Problem description:
Output every record below exactly.

Dataset excerpts:
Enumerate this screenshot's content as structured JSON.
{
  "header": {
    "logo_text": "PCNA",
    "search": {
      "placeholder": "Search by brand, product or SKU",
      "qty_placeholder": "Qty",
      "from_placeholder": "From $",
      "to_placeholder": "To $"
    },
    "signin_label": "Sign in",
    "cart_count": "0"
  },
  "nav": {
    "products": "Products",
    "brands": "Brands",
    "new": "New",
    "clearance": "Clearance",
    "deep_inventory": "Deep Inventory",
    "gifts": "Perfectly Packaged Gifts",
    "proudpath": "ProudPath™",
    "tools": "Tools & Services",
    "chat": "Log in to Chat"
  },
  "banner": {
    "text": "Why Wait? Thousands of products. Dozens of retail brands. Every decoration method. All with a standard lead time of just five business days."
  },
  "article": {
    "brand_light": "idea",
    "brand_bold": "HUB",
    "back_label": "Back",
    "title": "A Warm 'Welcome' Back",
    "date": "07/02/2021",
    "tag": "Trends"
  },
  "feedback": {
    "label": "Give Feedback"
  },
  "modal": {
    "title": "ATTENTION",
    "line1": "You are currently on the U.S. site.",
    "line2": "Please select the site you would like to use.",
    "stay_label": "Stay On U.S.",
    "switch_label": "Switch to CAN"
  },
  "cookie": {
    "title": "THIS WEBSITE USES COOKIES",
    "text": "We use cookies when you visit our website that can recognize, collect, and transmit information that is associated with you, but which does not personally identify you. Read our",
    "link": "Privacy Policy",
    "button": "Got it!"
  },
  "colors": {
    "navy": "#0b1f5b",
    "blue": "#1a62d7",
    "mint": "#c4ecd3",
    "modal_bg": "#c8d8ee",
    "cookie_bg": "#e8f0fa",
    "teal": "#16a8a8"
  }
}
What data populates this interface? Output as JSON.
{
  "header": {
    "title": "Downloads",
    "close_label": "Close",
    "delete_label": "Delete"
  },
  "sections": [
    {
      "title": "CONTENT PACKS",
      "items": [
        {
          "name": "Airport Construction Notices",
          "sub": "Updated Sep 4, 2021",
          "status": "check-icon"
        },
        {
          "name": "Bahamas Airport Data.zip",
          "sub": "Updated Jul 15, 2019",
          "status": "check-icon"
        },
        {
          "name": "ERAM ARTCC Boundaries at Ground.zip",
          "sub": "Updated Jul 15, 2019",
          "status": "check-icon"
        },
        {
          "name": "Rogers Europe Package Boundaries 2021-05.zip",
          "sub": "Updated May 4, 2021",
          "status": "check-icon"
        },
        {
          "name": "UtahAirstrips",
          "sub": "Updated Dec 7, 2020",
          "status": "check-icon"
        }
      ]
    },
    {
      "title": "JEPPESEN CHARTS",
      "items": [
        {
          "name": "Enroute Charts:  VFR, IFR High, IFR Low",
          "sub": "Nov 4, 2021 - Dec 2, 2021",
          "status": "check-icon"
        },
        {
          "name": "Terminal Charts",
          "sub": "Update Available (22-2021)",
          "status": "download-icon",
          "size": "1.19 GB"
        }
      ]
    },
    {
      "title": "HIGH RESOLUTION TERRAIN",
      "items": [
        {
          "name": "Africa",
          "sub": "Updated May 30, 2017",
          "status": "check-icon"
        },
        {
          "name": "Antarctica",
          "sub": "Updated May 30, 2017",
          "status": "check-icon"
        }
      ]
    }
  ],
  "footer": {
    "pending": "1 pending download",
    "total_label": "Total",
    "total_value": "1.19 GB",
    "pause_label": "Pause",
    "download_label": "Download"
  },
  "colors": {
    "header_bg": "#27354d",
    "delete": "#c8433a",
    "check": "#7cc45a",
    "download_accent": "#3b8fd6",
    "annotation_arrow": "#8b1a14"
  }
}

Answer to the problem:
Enumerate this screenshot's content as structured JSON.
{
  "header": {
    "logo_text": "PCNA",
    "search": {
      "placeholder": "Search by brand, product or SKU",
      "qty_placeholder": "Qty",
      "from_placeholder": "From $",
      "to_placeholder": "To $"
    },
    "signin_label": "Sign in",
    "cart_count": "0"
  },
  "nav": {
    "products": "Products",
    "brands": "Brands",
    "new": "New",
    "clearance": "Clearance",
    "deep_inventory": "Deep Inventory",
    "gifts": "Perfectly Packaged Gifts",
    "proudpath": "ProudPath™",
    "tools": "Tools & Services",
    "chat": "Log in to Chat"
  },
  "banner": {
    "text": "Why Wait? Thousands of products. Dozens of retail brands. Every decoration method. All with a standard lead time of just five business days."
  },
  "article": {
    "brand_light": "idea",
    "brand_bold": "HUB",
    "back_label": "Back",
    "title": "A Warm 'Welcome' Back",
    "date": "07/02/2021",
    "tag": "Trends"
  },
  "feedback": {
    "label": "Give Feedback"
  },
  "modal": {
    "title": "ATTENTION",
    "line1": "You are currently on the U.S. site.",
    "line2": "Please select the site you would like to use.",
    "stay_label": "Stay On U.S.",
    "switch_label": "Switch to CAN"
  },
  "cookie": {
    "title": "THIS WEBSITE USES COOKIES",
    "text": "We use cookies when you visit our website that can recognize, collect, and transmit information that is associated with you, but which does not personally identify you. Read our",
    "link": "Privacy Policy",
    "button": "Got it!"
  },
  "colors": {
    "navy": "#0b1f5b",
    "blue": "#1a62d7",
    "mint": "#c4ecd3",
    "modal_bg": "#c8d8ee",
    "cookie_bg": "#e8f0fa",
    "teal": "#16a8a8"
  }
}
What data populates this interface? Output as JSON.
{
  "header": {
    "title": "Downloads",
    "close_label": "Close",
    "delete_label": "Delete"
  },
  "sections": [
    {
      "title": "CONTENT PACKS",
      "items": [
        {
          "name": "Airport Construction Notices",
          "sub": "Updated Sep 4, 2021",
          "status": "check-icon"
        },
        {
          "name": "Bahamas Airport Data.zip",
          "sub": "Updated Jul 15, 2019",
          "status": "check-icon"
        },
        {
          "name": "ERAM ARTCC Boundaries at Ground.zip",
          "sub": "Updated Jul 15, 2019",
          "status": "check-icon"
        },
        {
          "name": "Rogers Europe Package Boundaries 2021-05.zip",
          "sub": "Updated May 4, 2021",
          "status": "check-icon"
        },
        {
          "name": "UtahAirstrips",
          "sub": "Updated Dec 7, 2020",
          "status": "check-icon"
        }
      ]
    },
    {
      "title": "JEPPESEN CHARTS",
      "items": [
        {
          "name": "Enroute Charts:  VFR, IFR High, IFR Low",
          "sub": "Nov 4, 2021 - Dec 2, 2021",
          "status": "check-icon"
        },
        {
          "name": "Terminal Charts",
          "sub": "Update Available (22-2021)",
          "status": "download-icon",
          "size": "1.19 GB"
        }
      ]
    },
    {
      "title": "HIGH RESOLUTION TERRAIN",
      "items": [
        {
          "name": "Africa",
          "sub": "Updated May 30, 2017",
          "status": "check-icon"
        },
        {
          "name": "Antarctica",
          "sub": "Updated May 30, 2017",
          "status": "check-icon"
        }
      ]
    }
  ],
  "footer": {
    "pending": "1 pending download",
    "total_label": "Total",
    "total_value": "1.19 GB",
    "pause_label": "Pause",
    "download_label": "Download"
  },
  "colors": {
    "header_bg": "#27354d",
    "delete": "#c8433a",
    "check": "#7cc45a",
    "download_accent": "#3b8fd6",
    "annotation_arrow": "#8b1a14"
  }
}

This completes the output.